It should be noted that stem engaging tabs 32 preferably engage stem 16 at a relatively sharp angle (i.e., approaching perpendicularity) to ensure proper retention of the position of socket member 17 on stem 14. Furthermore, by virtue of the provision of the slots 24 in the spring fingers 22, there is a greater likelihood of spring fingers 22 retaining their desired shape and close gripping of stem 14 has been observed.

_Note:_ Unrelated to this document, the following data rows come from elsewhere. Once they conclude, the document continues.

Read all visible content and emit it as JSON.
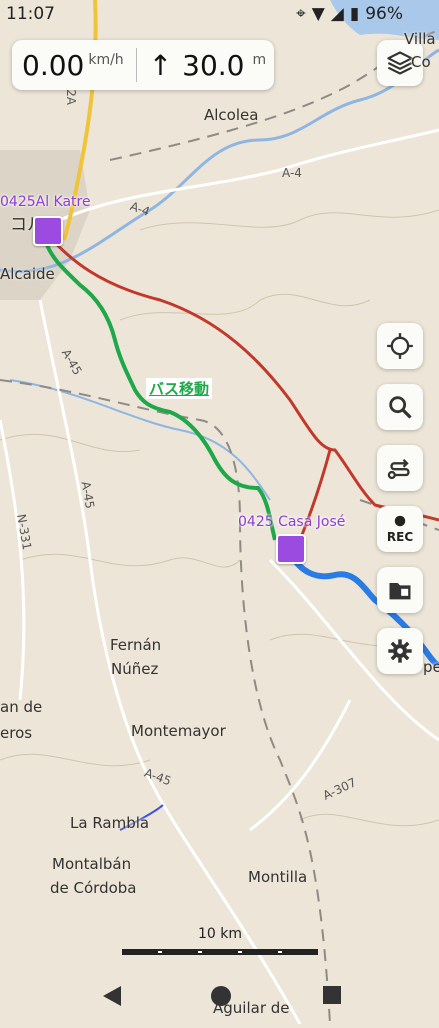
{
  "status_bar": {
    "time": "11:07",
    "battery": "96%"
  },
  "speed_panel": {
    "speed_value": "0.00",
    "speed_unit": "km/h",
    "altitude_arrow": "↑",
    "altitude_value": "30.0",
    "altitude_unit": "m"
  },
  "places": [
    {
      "name": "Alcolea",
      "kind": "town"
    },
    {
      "name": "Fernán",
      "kind": "town"
    },
    {
      "name": "Núñez",
      "kind": "town"
    },
    {
      "name": "Montemayor",
      "kind": "town"
    },
    {
      "name": "La Rambla",
      "kind": "town"
    },
    {
      "name": "Montalbán",
      "kind": "town"
    },
    {
      "name": "de Córdoba",
      "kind": "town"
    },
    {
      "name": "Montilla",
      "kind": "town"
    },
    {
      "name": "Aguilar de",
      "kind": "town"
    },
    {
      "name": "Alcaide",
      "kind": "town"
    },
    {
      "name": "an de",
      "kind": "town"
    },
    {
      "name": "eros",
      "kind": "town"
    },
    {
      "name": "コルバ",
      "kind": "town"
    },
    {
      "name": "Villa",
      "kind": "town"
    },
    {
      "name": "Co",
      "kind": "town"
    },
    {
      "name": "pe",
      "kind": "town"
    }
  ],
  "roads": [
    "A-4",
    "A-4",
    "A-45",
    "A-45",
    "A-45",
    "N-331",
    "A-307",
    "2A"
  ],
  "pois": {
    "start": "0425Al Katre",
    "end": "0425 Casa José"
  },
  "route_label": "バス移動",
  "scale": "10 km",
  "colors": {
    "route_green": "#1fa84a",
    "track_red": "#c0392b",
    "track_blue": "#2a7be4",
    "poi_purple": "#9b4be0",
    "map_bg": "#ede6d8"
  },
  "buttons": [
    {
      "name": "layers-icon"
    },
    {
      "name": "my-location-icon"
    },
    {
      "name": "search-icon"
    },
    {
      "name": "route-icon"
    },
    {
      "name": "record-icon",
      "label": "REC"
    },
    {
      "name": "saved-items-icon"
    },
    {
      "name": "settings-icon"
    }
  ]
}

The peripheral rib 22r also aids in keeping the fingers rigid and biased inwardly toward the stem.
In the use of the foregoing earring arrangement by a wearer, the stem 14 is inserted into the pierced passage 15 in the wearer's earlobe as shown in FIG. 3. Thereafter, the socket member 17 is positioned on the stem 14 by means of central aperture 18 and the socket member 17 is pushed axially along stem 14. When the stem engaging tabs 32 engage the troughs 16t and the crests 16c of threaded surface 16 and the socket member 17 is thereafter pushed further onto stem 14, an audible "clicking" sound will be heard by the wearer. This sound is all the more readily perceivable by virtue of the proximity of the sound source (tab 32 and threaded surface 16) to the auditory sensing apparatus of the wearer. The presence of the clicking sound will indicate to the wearer that the tabs 32 are securely engaging the stem 14.

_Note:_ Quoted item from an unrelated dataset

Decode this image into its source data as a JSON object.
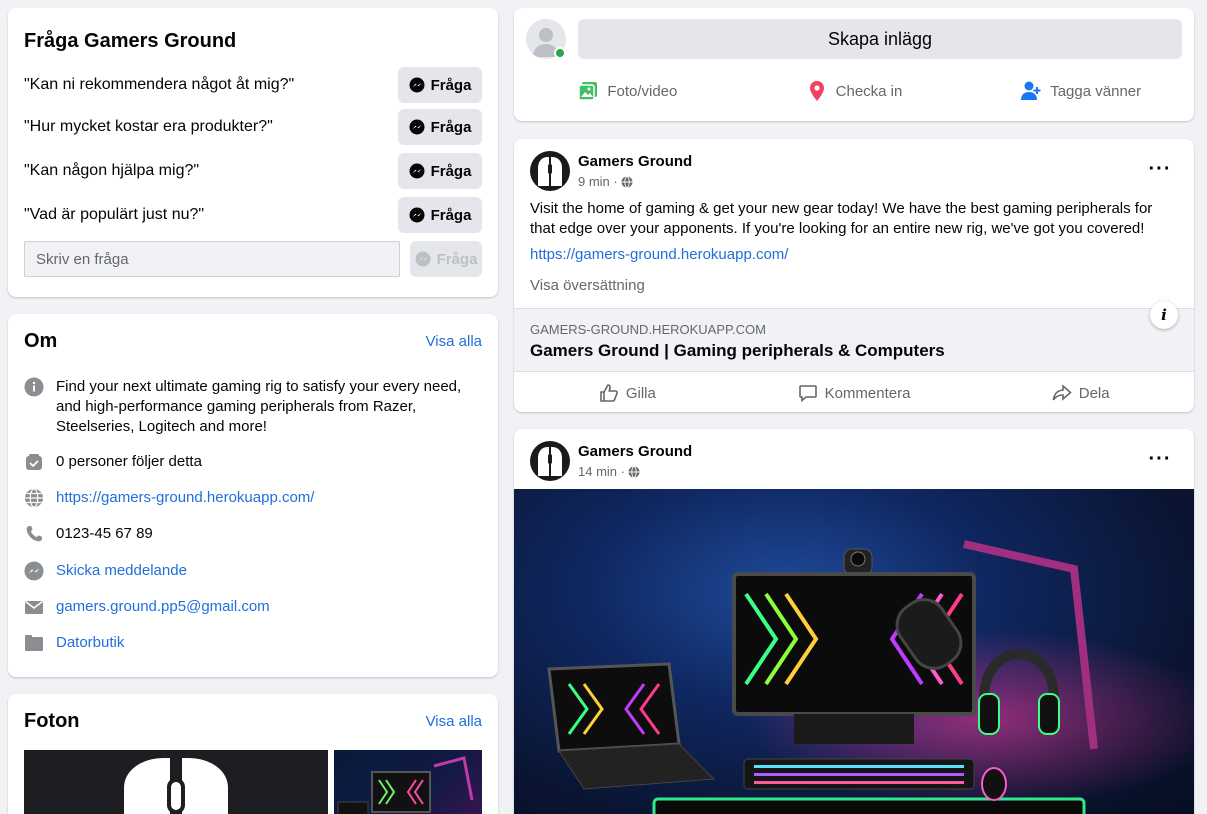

The number of clicks will provide the wearer with an indication of how far the socket member 17 is from the inner end of stem 14, thereby providing an indication of the margin of safety in fastening which has been realized.
In the absence of clicks, the wearer is forewarned that secure fastening has not been achieved and the apparatus should be examined for damage.
In order to remove the earring, the socket member 17 is simply twisted so as to "unscrew" the socket member 17 from the stem 14.
While the invention has been described in terms of a preferred embodiment, it should be apparent to persons familiar with this art that various modifications may be made without departing from this invention, the scope of which is set forth in the following claims.
|Cited Patent||Filing date||Publication date||Applicant||Title|
|US335100 *||Mar 14, 1885||Feb 2, 1886||dodge|
|US3040406 *||Dec 23, 1959||Jun 26, 1962||Artzt Emanuel||Earring securing device|
|US4170118 *||May 22, 1978||Oct 9, 1979||Intimate Jewels, Inc.||Earring|
|US4195492 *||Sep 16, 1977||Apr 1, 1980||Johnson Gordon A||Safety earrings for pierced ears|
|US4245484 *||Sep 10, 1979||Jan 20, 1981||Intimate Jewels Inc.||Earring|
|US4299101 *||Jul 18, 1980||Nov 10, 1981||Intimate Jewels, Inc.||Earring|
|US4580417 *||Aug 20, 1984||Apr 8, 1986||T. Sardelli & Sons, Inc.||Coacting grooved earring post and serrated clutch|
|Citing Patent||Filing date||Publication date||Applicant||Title|
|US5893277 *||Mar 12, 1997||Apr 13, 1999||Biagi; Kathalean M.||Earring fastening system|
|US6105392 *||Jan 7, 1999||Aug 22, 2000||Biagi; Kathalean M.||Earring piercing and fastening systems and methods|
|U.S. Classification||24/705, 63/12|
|Cooperative Classification||Y10T24/41, A44C7/003|
|Nov 10, 1993||FPAY||Fee payment|
Year of fee payment: 4
|Nov 10, 1993||REMI||Maintenance fee reminder mailed|
|Nov 10, 1993||SULP||Surcharge for late payment|
|Sep 30, 1997||REMI||Maintenance fee reminder mailed|
|Oct 20, 1997||SULP||Surcharge for late payment|
|Oct 20, 1997||FPAY||Fee payment|
Year of fee payment: 8
|Sep 11, 2001||REMI||Maintenance fee reminder mailed|
|Feb 20, 2002||LAPS||Lapse for failure to pay maintenance fees|
|Apr 16, 2002||FP||Expired due to failure to pay maintenance fee|
Effective date: 20020220